▼
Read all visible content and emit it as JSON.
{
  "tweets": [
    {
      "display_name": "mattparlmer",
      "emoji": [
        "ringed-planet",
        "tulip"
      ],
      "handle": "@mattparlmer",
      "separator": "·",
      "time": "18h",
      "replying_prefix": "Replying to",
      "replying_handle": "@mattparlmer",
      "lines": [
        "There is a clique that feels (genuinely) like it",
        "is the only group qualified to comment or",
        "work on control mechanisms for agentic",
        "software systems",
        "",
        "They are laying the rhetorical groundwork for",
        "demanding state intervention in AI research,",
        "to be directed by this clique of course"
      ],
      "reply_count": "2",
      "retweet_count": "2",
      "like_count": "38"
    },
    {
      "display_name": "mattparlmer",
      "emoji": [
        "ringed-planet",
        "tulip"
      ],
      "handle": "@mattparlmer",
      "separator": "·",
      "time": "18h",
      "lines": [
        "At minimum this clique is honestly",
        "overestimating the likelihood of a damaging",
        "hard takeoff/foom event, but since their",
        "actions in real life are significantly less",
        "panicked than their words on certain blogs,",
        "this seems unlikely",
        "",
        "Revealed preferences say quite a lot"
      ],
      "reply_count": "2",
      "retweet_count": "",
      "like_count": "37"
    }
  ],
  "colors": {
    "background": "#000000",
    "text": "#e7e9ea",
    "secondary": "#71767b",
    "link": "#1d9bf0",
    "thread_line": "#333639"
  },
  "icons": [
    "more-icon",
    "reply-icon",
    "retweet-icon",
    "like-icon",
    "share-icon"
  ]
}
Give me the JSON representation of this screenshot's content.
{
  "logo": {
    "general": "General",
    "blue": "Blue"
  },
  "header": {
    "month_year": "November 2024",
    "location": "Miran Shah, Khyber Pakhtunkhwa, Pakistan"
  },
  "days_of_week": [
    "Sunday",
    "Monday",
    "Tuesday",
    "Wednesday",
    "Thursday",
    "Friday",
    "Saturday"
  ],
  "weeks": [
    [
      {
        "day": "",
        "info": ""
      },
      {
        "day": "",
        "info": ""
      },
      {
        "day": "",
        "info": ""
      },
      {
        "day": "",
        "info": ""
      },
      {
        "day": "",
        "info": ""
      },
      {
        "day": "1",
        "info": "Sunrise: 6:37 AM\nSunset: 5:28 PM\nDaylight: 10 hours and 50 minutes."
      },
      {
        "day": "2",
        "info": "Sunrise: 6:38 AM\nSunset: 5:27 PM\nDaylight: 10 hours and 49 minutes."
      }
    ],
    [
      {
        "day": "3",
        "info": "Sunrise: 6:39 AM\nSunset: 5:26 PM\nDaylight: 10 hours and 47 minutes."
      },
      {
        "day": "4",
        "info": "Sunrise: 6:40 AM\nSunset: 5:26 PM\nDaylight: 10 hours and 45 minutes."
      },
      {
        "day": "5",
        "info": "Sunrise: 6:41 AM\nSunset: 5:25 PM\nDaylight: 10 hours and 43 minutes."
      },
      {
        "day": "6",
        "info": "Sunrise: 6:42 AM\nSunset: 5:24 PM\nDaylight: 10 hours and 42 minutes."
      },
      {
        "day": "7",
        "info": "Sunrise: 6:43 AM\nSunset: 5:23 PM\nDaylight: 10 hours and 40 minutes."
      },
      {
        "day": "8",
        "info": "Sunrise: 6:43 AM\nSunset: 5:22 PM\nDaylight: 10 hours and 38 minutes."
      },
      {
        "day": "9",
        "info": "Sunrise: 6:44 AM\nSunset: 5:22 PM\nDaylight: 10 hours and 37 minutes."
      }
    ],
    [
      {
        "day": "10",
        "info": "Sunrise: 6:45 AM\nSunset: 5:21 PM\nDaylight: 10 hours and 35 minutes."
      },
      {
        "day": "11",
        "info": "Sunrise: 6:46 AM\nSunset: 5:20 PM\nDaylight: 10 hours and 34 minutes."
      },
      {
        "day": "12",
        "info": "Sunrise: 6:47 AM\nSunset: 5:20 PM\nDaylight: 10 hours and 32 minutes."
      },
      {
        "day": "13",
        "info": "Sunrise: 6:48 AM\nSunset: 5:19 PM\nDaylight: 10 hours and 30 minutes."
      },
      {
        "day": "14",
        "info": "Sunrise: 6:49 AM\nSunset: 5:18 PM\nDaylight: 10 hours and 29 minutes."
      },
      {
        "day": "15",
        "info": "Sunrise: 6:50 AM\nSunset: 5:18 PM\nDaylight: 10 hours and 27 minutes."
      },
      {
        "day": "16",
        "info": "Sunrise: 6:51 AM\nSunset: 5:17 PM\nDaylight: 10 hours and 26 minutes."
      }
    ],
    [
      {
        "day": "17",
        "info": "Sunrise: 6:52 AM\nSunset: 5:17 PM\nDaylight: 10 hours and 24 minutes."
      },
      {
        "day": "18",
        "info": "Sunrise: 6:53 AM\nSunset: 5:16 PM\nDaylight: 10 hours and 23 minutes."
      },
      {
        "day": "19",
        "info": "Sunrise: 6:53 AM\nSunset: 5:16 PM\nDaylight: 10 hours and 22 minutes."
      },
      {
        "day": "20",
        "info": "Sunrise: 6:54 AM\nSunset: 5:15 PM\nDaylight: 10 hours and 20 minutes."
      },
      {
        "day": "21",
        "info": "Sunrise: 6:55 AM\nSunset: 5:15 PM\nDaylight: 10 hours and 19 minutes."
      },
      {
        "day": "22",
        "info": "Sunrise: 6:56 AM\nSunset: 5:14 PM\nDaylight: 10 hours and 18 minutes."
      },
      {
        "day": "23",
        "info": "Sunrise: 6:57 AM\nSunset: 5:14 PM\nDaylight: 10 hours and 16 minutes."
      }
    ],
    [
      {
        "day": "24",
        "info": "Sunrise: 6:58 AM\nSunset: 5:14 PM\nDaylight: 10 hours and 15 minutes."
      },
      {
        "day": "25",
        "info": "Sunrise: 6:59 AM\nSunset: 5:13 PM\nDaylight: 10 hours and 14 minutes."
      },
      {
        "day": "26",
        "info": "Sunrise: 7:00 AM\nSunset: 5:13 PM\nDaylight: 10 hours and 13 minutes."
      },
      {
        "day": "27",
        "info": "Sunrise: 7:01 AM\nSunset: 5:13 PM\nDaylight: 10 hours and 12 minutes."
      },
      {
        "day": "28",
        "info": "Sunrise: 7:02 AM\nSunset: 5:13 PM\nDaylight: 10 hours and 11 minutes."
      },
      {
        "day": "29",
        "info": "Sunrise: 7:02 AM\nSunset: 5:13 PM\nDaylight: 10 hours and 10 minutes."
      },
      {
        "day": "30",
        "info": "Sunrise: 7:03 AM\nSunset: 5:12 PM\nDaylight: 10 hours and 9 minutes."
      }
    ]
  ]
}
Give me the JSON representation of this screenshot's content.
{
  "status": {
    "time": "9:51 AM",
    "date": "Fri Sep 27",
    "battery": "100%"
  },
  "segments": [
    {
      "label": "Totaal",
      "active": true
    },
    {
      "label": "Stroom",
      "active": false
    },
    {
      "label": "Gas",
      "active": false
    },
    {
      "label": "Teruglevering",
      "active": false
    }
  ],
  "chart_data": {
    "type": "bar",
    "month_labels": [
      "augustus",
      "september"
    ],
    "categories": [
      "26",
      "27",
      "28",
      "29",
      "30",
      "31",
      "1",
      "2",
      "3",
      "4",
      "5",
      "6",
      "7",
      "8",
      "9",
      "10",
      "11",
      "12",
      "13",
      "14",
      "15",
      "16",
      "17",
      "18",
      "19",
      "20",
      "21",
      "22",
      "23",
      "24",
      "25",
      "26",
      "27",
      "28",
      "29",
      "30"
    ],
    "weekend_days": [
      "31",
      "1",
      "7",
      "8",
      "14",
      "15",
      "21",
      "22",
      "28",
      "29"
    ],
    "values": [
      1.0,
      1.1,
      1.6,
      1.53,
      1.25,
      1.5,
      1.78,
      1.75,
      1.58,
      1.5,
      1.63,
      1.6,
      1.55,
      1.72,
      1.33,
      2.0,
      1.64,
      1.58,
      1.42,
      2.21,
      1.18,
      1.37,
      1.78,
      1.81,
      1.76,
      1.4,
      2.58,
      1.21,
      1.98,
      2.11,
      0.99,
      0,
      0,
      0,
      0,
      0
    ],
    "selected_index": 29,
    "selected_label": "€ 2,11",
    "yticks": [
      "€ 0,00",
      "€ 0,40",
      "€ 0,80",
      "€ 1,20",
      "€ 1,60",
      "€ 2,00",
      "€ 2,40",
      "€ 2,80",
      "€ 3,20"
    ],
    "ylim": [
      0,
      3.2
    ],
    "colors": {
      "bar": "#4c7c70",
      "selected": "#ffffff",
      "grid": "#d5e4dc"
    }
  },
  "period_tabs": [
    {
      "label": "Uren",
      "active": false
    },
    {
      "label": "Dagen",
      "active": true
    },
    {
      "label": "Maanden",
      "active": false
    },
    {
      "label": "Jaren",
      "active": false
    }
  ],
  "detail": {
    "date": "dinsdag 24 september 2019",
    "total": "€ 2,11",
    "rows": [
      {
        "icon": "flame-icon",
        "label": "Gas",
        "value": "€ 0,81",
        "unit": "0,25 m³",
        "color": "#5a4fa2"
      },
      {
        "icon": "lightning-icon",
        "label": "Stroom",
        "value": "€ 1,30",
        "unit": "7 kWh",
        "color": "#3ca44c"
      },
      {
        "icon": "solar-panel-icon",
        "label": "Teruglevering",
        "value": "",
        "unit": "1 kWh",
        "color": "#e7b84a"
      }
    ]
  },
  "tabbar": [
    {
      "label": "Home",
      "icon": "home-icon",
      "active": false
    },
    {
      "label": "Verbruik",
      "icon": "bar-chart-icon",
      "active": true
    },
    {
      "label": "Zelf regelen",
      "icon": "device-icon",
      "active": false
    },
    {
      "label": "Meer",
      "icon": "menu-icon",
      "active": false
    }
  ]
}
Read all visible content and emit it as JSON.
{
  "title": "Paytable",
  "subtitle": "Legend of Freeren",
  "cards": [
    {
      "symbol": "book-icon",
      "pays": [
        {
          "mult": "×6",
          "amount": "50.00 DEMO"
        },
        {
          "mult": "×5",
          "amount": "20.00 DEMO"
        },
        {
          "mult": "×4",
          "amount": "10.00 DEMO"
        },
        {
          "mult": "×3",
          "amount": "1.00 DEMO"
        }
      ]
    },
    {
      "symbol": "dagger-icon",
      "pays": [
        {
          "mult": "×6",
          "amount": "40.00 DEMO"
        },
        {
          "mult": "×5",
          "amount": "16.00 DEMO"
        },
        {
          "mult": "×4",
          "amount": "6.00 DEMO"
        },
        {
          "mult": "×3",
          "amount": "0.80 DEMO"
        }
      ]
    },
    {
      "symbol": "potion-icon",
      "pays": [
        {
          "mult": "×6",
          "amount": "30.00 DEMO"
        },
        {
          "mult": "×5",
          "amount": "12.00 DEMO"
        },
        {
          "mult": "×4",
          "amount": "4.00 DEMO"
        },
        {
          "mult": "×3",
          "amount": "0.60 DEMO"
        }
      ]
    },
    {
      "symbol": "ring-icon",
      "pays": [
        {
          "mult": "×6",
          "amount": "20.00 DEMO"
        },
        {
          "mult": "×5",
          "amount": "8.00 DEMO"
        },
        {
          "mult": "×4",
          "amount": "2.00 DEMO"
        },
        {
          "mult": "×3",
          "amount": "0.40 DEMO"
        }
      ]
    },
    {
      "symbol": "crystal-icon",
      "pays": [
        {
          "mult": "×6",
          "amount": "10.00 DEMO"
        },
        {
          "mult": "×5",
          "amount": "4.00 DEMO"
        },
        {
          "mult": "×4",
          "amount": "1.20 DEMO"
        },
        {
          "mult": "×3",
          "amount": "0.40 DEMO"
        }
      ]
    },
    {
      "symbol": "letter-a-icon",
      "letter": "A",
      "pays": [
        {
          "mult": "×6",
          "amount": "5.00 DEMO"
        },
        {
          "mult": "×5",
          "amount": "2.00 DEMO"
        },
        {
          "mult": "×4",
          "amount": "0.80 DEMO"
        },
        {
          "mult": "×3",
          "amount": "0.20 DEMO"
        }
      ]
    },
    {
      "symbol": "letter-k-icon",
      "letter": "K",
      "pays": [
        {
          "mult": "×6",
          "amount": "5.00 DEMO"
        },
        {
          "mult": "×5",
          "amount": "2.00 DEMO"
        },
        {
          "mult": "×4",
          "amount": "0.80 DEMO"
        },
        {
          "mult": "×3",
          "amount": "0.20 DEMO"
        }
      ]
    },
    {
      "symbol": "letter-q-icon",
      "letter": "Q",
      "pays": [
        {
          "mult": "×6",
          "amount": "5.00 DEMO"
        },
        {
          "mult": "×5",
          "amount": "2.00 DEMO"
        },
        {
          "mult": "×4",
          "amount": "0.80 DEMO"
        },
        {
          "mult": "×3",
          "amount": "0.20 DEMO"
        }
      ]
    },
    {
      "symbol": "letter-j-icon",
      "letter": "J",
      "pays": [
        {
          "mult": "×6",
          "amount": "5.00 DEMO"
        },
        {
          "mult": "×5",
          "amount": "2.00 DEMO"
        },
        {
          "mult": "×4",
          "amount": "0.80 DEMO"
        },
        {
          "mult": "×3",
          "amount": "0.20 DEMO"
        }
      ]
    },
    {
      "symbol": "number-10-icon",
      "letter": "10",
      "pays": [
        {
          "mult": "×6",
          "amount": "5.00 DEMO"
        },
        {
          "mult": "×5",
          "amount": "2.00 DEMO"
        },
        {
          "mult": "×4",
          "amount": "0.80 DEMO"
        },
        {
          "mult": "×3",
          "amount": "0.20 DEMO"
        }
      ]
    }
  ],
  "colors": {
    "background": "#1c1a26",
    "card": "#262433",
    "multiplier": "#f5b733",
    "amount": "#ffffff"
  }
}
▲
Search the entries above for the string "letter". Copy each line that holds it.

      "symbol": "letter-a-icon",
      "letter": "A",
      "symbol": "letter-k-icon",
      "letter": "K",
      "symbol": "letter-q-icon",
      "letter": "Q",
      "symbol": "letter-j-icon",
      "letter": "J",
      "letter": "10",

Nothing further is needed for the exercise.